Material to process

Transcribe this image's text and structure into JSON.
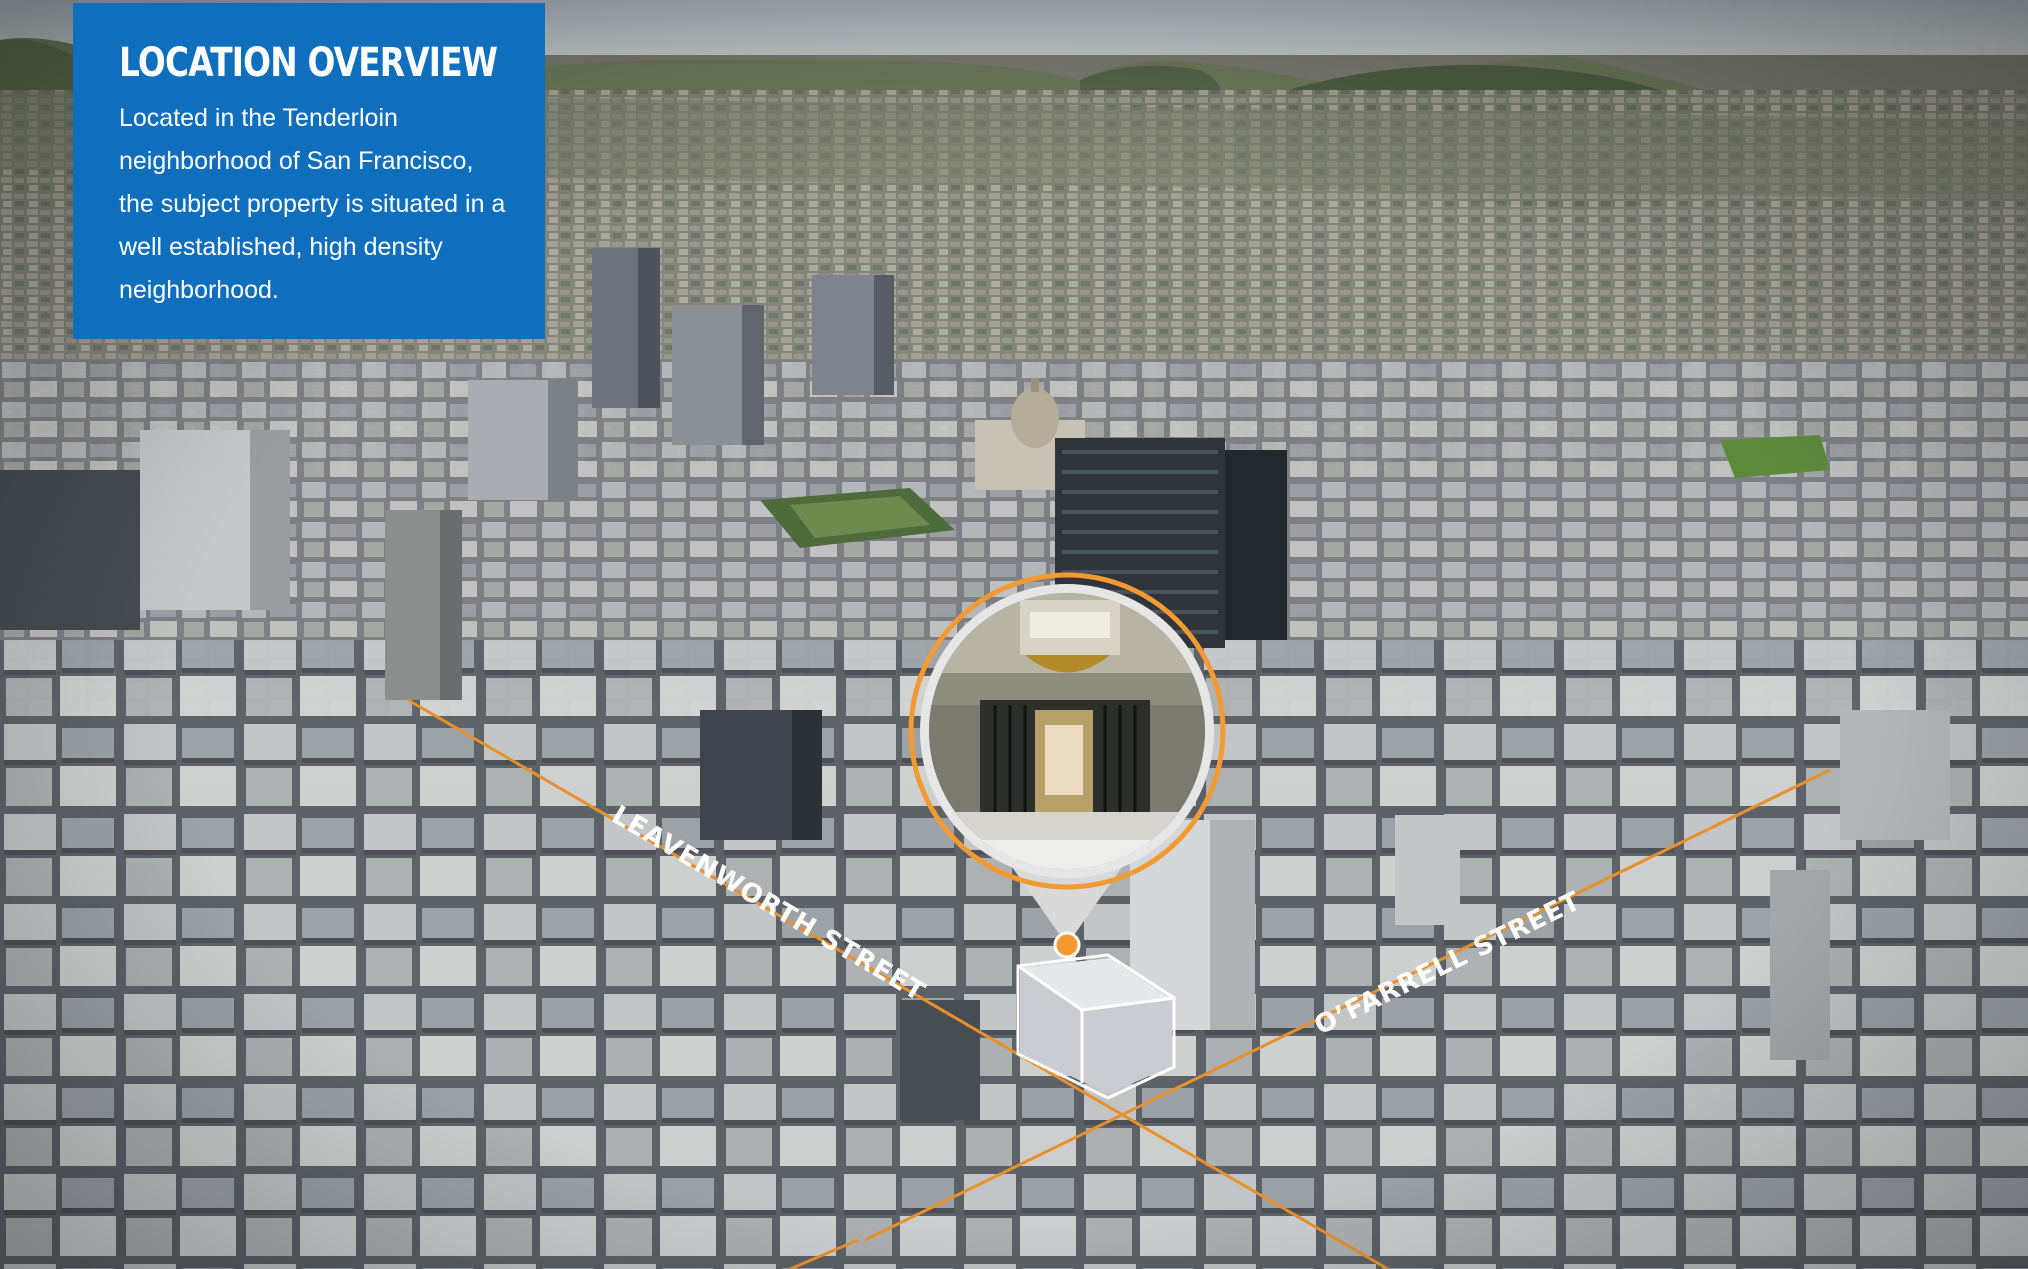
{
  "overview": {
    "title": "LOCATION OVERVIEW",
    "description": "Located in the Tenderloin neighborhood of San Francisco, the subject property is situated in a well established, high density neighborhood."
  },
  "map": {
    "view": "aerial-3d",
    "streets": [
      {
        "name": "LEAVENWORTH  STREET",
        "line_color": "#e8912c"
      },
      {
        "name": "O’FARRELL STREET",
        "line_color": "#e8912c"
      }
    ],
    "subject_property": {
      "marker_color": "#f39a33",
      "outline_color": "#ffffff",
      "photo_icon": "building-entrance-photo"
    },
    "colors": {
      "panel": "#0f6fbd",
      "street_lines": "#e8912c",
      "marker": "#f39a33"
    }
  }
}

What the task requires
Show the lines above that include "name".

Answer section
        "name": "LEAVENWORTH  STREET",
        "name": "O’FARRELL STREET",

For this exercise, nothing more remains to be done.